She sat one seat ahead of me on the bus. She was dressed in comfortable jeans that had seen a million wear-wash-dry cycles. A warm soft sweater. A hoodie. Clogs. Her brownish-red hair was pulled back with a simple rubber band. No makeup that I could see on her pale, freckled face. Glasses. She appeared to be in her early 30s, though everyone will tell you I am a poor judge of age.
Her posture was tired and slumped. Her knees pressed up against the seat in front of her, her feet dangling, her body curled into a comfortable curlycue. She would lean into the window, her cheek pressed against the cool glass, where outside it was raining, pouring, somewhere an old man snoring, oh, no, that’s thunder or the roar of passing traffic.
I know she wasn’t dressed up. I know she was dressed in comfortable, comforting clothes. I could tell she had a bit of the geek in her, a little bit of social misfit. It felt familiar to me. I could look out from my turned-up collar, my lower face shrouded in gray scarf, from eyes shaded from the pale fluorescent light by the brim of my battered baseball cap, and I felt a connection. We were both shielding ourselves from human contact with our unkempt clothing.
I watched her thumb through and occasionally read from a pamphlet on exercise and diet. I wondered if she had just come from a doctor’s office. Was her apparent sadness due to an illness? She did not look overweight to me, even in her oversized clothes. I wanted to say something to her, anything.
I said nothing.
Her stop arrived, one stop before my own. She stood, turned, walked off the bus, and vanished into the gray deluge. The doors closed. The bus continued.

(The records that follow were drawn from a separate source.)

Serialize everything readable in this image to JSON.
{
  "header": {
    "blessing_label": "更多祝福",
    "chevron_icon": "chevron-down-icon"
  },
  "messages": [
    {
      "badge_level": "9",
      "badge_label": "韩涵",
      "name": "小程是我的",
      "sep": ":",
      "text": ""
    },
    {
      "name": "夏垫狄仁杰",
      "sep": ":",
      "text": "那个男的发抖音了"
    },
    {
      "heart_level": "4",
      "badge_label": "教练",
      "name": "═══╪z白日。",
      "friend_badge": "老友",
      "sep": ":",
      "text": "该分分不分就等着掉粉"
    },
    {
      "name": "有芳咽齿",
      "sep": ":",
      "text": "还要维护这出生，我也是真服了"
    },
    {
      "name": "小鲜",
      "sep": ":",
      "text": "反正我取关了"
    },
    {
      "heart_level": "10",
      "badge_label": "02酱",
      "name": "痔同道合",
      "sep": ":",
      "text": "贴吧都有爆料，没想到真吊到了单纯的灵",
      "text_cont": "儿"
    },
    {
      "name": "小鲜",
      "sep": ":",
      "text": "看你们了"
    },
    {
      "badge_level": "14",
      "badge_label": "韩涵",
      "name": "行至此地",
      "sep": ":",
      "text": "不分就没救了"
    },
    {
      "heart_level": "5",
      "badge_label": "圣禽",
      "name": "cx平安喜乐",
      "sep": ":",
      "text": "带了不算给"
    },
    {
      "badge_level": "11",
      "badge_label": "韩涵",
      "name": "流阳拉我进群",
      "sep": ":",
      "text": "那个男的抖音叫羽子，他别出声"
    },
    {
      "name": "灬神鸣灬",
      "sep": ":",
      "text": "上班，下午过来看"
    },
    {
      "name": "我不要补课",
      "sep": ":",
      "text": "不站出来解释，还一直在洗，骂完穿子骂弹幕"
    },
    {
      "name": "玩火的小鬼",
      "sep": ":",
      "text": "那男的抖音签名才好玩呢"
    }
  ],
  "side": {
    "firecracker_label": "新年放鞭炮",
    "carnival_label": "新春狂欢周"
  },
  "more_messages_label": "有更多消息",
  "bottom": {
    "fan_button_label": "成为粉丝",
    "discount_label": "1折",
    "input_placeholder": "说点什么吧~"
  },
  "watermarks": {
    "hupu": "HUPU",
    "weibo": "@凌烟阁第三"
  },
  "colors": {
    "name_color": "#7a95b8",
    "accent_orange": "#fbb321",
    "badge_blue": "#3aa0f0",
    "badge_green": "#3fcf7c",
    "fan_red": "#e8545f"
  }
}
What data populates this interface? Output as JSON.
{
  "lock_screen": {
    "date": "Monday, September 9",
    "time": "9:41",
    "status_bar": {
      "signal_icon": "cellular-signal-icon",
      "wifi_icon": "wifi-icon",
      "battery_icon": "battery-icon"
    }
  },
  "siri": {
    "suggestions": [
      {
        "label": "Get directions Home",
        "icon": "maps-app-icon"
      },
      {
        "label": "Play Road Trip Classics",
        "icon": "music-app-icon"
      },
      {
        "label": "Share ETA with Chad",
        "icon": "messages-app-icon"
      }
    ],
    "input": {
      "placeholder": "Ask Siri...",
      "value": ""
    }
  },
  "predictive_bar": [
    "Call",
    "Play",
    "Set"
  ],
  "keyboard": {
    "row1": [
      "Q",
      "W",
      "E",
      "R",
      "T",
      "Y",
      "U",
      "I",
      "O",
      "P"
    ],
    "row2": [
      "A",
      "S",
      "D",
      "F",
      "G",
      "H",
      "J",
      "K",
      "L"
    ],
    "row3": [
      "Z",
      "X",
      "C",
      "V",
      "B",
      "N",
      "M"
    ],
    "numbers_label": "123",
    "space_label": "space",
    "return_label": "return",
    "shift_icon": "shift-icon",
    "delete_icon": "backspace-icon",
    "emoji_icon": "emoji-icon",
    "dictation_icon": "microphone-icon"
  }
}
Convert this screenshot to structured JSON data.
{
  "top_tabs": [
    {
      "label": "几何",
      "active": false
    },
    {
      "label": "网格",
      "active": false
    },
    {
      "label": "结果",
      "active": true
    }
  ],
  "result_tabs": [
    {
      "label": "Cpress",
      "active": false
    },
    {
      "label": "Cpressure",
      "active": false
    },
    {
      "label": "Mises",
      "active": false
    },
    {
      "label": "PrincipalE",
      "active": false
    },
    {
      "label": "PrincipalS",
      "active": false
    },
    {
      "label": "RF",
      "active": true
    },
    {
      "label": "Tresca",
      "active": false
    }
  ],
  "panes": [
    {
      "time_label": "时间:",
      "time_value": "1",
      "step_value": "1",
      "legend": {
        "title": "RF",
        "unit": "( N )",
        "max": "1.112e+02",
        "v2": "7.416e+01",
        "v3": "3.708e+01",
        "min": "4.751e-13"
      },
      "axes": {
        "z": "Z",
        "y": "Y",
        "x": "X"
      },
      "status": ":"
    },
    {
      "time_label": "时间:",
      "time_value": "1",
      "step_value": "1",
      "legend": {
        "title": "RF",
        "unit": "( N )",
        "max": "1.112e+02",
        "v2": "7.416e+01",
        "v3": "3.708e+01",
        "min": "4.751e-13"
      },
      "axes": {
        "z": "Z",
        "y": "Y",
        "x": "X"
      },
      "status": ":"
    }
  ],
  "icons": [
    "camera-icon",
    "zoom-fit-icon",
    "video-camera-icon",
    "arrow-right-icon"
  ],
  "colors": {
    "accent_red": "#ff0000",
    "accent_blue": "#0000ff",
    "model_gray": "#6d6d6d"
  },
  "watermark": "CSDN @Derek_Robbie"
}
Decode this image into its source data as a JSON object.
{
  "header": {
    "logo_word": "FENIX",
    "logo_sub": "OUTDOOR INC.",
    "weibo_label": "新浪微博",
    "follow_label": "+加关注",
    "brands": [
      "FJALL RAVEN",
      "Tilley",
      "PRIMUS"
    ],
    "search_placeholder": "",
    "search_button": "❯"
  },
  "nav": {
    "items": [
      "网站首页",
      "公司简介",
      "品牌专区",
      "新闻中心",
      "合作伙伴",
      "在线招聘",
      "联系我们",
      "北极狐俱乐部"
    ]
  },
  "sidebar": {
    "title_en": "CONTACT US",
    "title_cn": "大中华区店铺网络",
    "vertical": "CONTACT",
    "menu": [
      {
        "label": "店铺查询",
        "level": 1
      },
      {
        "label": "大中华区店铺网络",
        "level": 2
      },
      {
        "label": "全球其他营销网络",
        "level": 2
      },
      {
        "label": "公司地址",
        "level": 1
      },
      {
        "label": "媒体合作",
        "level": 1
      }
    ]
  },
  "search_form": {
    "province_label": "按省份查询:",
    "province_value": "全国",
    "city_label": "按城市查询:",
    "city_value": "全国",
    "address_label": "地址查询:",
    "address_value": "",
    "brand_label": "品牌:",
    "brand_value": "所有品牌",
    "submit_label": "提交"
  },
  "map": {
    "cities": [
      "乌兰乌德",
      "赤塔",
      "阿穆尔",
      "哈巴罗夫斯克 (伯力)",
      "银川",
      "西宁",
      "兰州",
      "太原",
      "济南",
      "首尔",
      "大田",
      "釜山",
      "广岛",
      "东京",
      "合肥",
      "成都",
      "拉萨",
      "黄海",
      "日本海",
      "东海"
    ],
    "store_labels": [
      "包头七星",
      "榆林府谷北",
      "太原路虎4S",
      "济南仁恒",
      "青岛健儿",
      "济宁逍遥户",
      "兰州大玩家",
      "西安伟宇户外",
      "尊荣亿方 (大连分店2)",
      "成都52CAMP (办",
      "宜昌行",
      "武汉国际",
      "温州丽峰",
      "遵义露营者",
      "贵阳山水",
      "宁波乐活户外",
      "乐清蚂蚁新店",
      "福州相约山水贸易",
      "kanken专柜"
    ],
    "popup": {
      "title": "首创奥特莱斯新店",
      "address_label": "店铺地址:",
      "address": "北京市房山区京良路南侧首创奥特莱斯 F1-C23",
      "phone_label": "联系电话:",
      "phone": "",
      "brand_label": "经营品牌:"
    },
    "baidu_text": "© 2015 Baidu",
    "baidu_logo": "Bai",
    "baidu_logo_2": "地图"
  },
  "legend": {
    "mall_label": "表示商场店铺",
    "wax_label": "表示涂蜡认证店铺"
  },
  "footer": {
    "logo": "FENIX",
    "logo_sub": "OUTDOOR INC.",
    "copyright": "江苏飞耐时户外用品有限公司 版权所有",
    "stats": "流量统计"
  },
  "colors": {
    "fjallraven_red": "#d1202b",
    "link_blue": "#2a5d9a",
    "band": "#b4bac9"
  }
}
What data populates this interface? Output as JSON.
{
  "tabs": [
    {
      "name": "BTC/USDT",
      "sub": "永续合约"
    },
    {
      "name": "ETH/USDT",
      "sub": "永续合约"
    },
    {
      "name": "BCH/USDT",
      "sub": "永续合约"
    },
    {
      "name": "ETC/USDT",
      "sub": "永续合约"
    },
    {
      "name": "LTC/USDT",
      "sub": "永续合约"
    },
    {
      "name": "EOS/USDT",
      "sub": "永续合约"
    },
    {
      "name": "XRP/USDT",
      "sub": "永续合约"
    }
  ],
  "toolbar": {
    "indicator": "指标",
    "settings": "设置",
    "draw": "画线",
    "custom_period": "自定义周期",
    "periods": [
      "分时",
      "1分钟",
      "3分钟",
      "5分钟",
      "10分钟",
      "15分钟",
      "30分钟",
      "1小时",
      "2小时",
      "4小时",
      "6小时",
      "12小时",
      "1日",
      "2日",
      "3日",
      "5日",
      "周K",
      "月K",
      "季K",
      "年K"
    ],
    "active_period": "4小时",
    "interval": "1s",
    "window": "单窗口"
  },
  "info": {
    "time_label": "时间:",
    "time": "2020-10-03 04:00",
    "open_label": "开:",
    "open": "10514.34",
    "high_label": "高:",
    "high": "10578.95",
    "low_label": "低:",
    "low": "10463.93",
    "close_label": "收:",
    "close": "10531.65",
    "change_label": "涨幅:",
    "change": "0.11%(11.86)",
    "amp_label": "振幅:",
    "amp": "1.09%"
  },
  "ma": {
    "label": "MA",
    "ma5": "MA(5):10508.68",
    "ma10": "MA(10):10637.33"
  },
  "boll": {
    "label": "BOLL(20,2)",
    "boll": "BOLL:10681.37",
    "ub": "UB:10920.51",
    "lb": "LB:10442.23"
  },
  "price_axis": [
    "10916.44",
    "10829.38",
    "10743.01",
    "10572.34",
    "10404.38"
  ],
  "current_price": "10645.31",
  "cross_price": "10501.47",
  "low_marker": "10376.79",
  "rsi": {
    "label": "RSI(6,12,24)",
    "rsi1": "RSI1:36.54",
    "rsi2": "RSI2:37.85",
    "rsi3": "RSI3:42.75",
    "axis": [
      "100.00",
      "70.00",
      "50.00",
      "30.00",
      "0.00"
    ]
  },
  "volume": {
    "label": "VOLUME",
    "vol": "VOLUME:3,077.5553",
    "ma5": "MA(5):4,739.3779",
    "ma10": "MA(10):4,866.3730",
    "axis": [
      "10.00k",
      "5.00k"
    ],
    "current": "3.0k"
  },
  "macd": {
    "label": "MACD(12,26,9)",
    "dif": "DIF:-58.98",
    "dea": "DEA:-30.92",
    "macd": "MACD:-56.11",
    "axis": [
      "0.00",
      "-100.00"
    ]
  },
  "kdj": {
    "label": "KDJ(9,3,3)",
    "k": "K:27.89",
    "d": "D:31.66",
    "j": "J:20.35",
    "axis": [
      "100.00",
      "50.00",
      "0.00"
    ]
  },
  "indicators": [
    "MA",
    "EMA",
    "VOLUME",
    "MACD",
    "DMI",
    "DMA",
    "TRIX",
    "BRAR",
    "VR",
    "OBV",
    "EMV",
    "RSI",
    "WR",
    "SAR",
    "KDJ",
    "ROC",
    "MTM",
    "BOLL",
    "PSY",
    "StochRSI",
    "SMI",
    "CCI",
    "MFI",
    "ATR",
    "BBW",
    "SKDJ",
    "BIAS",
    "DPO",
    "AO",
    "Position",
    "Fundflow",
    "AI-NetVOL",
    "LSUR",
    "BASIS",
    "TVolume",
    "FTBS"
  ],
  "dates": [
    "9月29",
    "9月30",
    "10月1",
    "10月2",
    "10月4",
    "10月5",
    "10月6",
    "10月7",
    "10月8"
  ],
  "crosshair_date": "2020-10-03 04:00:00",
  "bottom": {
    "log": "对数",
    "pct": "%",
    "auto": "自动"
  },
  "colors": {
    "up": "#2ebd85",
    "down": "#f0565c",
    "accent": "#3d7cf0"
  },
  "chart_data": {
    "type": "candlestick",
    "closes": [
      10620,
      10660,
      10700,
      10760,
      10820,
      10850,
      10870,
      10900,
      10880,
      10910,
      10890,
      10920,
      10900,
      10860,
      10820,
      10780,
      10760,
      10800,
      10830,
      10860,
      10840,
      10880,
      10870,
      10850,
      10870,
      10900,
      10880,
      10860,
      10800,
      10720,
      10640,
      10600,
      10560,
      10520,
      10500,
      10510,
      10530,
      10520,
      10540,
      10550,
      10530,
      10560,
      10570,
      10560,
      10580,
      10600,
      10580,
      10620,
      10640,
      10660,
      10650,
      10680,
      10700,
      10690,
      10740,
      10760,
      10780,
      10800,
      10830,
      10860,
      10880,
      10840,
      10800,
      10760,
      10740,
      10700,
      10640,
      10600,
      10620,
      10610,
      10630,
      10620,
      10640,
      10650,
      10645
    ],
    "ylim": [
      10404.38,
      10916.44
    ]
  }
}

I rang the bell.
I stood up… and looking into the seat she had just vacated, there was a white plastic bag, with two bottles just visible inside, one a medicinal green, the other a warm and healthy red. As the bus stopped for me, without a conscious thought, I grabbed the bag, and dove out the door, and ran back towards the other stop.
She was sick, and she left her prescription on the bus! I could find her, and return it to her, and be a hero!
My shoes splashed in the puddles, the rain beat down on me, ran into my eyes… I ran the two blocks back to her stop, the bag dangling from my hand.
She was nowhere to be seen. I looked all directions, but she had gone. Where, I could not tell. I tried a couple of options but no luck.
I walked back to my house. Rain still poured down on me. I had had a story, had seen how it would have been in that instant before grabbing the bag and leaping off the bus. That story did not coalesce. I wondered now if I had actually prevented her from getting her medicine back, rather than helping her find it. Surely she would notice she had left the bag behind, and she would first try to contact Tri-Met, but they would not be able to help her.
In the rain, my brain came up with another story; these were prescriptions, and oftentimes the patient’s name is printed on the labels. Once I got home, I could look her up, and call her to let her know I had saved her medicine, and her health. It was raining hard so I had to wait until I was safely inside and dry.
When I opened the bag, in the warmth of my living room, however, I saw not two bottles of medicine, but a small green bottle of dishwashing soap, and a small red bottle of laundry detergent. No receipt. No identifying information at all.
So that explained why she was wearing her comfy clothes…